Puerto Vallarta’s acclaimed botanic gardens will be honored as the 2017 International Peace Garden, it was announced this week.
Each year the International Peace Garden Foundation recognizes a city for its contribution to “making the world more peaceful.”
Foundation President Paula Savage said the award acknowledges Puerto Vallarta’s respect for cultural diversity and human rights.
The Vallarta Botanical Gardens will become the 23rd peace garden and the second in Latin America. The gardens are located on five continents.
The foundation has its roots in World War II, when exiled Princess Juliana of Holland gave birth to a daughter.
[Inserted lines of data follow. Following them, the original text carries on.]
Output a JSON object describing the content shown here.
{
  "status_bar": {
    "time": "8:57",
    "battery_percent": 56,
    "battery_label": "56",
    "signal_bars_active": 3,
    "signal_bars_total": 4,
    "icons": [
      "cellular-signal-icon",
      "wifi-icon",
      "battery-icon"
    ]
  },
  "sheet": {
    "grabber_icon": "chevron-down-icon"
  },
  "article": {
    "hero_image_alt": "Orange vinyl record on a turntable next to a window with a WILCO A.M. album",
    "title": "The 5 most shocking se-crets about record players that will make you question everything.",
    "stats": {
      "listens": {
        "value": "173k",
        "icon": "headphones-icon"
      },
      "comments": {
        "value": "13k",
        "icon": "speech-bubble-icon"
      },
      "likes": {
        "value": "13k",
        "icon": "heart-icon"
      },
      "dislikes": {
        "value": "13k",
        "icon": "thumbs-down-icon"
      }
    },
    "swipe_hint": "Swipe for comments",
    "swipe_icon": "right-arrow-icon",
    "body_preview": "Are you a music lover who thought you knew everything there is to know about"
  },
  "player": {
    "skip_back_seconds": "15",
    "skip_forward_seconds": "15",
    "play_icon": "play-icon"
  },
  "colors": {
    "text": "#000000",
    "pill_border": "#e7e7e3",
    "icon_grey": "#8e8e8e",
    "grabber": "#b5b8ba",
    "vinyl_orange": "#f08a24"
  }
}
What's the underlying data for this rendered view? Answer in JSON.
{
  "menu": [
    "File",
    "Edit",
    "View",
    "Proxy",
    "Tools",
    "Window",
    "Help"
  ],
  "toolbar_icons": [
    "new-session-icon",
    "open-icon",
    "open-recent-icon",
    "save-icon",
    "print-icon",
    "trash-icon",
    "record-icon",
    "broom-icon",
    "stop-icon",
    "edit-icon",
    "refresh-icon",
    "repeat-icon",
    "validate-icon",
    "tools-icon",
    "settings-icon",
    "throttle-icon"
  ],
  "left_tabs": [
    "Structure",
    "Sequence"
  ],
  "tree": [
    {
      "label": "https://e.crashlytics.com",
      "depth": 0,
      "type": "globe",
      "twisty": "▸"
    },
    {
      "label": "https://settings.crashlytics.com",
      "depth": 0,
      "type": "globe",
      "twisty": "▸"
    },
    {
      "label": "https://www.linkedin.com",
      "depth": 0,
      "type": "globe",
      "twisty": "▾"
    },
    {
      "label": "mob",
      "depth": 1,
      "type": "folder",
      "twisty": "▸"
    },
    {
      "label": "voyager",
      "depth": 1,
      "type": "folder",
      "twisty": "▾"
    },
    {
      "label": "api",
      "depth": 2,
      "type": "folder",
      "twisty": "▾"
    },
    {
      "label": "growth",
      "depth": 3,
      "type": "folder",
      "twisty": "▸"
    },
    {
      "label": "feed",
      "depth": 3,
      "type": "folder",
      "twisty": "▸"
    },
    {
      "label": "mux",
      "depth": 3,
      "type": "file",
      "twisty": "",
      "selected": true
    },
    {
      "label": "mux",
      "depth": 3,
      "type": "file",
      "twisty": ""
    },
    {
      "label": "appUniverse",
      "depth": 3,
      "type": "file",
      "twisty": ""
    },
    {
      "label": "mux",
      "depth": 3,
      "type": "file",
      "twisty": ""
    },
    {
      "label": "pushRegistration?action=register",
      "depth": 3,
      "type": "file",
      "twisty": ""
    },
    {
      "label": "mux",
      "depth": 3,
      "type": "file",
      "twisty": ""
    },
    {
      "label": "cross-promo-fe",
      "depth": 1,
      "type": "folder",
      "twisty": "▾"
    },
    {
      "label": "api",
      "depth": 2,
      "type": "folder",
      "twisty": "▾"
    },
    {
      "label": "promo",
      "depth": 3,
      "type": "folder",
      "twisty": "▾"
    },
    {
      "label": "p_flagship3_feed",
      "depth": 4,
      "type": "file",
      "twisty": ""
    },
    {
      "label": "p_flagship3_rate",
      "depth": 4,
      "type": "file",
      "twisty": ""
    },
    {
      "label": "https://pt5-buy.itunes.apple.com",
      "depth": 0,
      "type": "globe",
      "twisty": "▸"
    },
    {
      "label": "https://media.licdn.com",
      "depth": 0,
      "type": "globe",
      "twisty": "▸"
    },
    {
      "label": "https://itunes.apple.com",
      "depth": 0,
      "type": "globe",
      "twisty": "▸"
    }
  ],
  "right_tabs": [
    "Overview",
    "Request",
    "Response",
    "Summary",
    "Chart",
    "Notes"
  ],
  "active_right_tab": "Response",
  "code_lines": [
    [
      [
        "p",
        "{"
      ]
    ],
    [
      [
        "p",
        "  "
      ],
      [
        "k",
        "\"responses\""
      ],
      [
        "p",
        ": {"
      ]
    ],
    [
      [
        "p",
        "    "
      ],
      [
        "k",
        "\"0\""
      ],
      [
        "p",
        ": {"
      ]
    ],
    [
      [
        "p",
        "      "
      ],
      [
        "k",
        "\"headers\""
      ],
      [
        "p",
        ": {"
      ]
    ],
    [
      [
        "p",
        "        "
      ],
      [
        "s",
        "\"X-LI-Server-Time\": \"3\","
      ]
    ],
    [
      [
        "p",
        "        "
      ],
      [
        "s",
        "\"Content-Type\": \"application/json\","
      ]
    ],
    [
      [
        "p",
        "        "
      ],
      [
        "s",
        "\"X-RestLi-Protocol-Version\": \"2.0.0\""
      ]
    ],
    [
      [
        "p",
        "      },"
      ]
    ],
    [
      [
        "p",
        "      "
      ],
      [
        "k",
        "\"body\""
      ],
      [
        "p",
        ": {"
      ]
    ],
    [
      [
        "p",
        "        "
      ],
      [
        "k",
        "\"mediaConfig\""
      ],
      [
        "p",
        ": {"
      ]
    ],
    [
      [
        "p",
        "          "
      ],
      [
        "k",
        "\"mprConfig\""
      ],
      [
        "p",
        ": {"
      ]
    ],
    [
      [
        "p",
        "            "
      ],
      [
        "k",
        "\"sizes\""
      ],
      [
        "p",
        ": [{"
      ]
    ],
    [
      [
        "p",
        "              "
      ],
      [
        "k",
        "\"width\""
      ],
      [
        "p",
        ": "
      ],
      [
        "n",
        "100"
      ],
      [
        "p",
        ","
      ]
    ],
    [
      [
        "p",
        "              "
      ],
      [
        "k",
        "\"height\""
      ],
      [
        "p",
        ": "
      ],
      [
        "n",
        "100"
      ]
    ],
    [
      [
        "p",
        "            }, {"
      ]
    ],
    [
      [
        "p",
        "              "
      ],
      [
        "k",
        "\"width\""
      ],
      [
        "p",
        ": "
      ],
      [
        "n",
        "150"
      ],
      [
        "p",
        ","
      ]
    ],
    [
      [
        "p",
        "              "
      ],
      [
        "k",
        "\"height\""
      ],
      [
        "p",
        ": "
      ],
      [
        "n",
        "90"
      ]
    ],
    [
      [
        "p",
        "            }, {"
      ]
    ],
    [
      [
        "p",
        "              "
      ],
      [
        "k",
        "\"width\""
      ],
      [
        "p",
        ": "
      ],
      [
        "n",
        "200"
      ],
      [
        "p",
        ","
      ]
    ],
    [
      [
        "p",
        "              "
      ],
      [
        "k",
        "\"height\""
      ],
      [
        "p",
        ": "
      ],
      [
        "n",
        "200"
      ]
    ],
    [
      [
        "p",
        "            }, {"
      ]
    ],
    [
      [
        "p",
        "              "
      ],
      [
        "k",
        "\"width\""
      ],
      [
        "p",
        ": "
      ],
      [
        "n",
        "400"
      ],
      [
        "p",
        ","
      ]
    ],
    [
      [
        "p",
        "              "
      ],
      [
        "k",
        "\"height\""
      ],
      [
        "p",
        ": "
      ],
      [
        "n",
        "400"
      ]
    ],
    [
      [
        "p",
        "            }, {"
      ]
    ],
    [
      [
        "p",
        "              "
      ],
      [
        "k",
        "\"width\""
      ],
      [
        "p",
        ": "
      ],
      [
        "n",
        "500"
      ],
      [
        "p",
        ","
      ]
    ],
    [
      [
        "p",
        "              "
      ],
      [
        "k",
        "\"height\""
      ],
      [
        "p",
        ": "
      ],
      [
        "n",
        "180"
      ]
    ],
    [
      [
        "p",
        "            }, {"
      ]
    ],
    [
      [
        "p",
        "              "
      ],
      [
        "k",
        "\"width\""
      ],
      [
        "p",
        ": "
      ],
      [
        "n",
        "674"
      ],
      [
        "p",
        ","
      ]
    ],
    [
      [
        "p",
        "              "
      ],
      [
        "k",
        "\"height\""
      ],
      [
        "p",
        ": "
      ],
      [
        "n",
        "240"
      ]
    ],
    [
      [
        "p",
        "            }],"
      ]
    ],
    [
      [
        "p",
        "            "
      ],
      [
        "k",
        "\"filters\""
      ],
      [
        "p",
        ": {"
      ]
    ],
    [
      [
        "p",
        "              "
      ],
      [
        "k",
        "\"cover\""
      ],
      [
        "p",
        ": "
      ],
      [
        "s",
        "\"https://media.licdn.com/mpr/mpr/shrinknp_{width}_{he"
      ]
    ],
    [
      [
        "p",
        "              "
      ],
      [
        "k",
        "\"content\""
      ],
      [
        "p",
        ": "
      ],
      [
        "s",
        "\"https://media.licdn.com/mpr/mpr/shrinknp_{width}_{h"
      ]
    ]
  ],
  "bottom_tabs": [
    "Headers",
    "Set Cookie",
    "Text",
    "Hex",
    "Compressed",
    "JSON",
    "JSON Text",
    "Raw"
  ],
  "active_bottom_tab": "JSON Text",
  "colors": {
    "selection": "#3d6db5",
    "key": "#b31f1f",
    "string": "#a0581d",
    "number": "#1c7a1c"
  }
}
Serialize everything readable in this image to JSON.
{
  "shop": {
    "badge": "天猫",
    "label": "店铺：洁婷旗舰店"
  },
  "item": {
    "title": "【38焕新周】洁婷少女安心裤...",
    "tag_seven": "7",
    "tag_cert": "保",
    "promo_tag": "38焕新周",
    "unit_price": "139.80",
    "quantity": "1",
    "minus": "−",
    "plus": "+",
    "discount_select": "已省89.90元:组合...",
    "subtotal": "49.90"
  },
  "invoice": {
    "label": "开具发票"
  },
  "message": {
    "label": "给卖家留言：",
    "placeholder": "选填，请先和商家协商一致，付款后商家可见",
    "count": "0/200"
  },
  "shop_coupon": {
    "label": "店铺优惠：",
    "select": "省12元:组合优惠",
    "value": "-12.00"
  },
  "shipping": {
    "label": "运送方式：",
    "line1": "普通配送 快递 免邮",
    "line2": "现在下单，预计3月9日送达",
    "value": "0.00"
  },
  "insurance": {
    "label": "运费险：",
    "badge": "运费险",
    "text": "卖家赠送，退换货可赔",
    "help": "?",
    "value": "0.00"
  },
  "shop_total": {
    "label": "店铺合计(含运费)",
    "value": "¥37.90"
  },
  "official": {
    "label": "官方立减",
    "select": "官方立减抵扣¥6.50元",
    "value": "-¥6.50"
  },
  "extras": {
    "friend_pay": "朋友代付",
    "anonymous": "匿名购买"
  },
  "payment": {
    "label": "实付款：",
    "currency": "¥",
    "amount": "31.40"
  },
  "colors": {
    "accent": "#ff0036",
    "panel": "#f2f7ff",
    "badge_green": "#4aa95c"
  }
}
That day the Canadian Parliament declared the hospital wing where the child was born to be Dutch territory so that one day she would be able to inherit her country’s throne.
As an expression of her country’s gratitude and friendship, each year Queen Juliana sent thousands of colorful tulip bulbs to Ottawa.
In the same spirit, in 1990 Ottawa presented the United States with a tulip garden in recognition of the lasting friendship between the two countries, and the sharing of the longest undefended border in the world.
The International Peace Garden Foundation was founded in 1991, beginning a tradition of passing an International Peace Garden each year from one city to another, linking countries around the world in peace.
The Vallarta Botanical Gardens will build its special “peace garden” near its entrance in time for the February 2017 dedication.
These amazing gardens are spread over 20 acres in Cabo Corrientes, about 15 miles south of Puerto Vallarta. Opened in 2005, they showcase exotic trees and plants from around the world and focus on orchid conservation and propagation.
The Vallarta Botanical Gardens were selected in 2013 as one of the “Top 10 North American Gardens Worth Travelling For” by the North American Garden Tourism Conference’s International Tourism Award Jury (a program managed by the Canadian Garden Council).
Most tourists visit Puerto Vallarta for the sun, sand and night life, but over the past decade these gardens have become a “must see” on many itineraries.e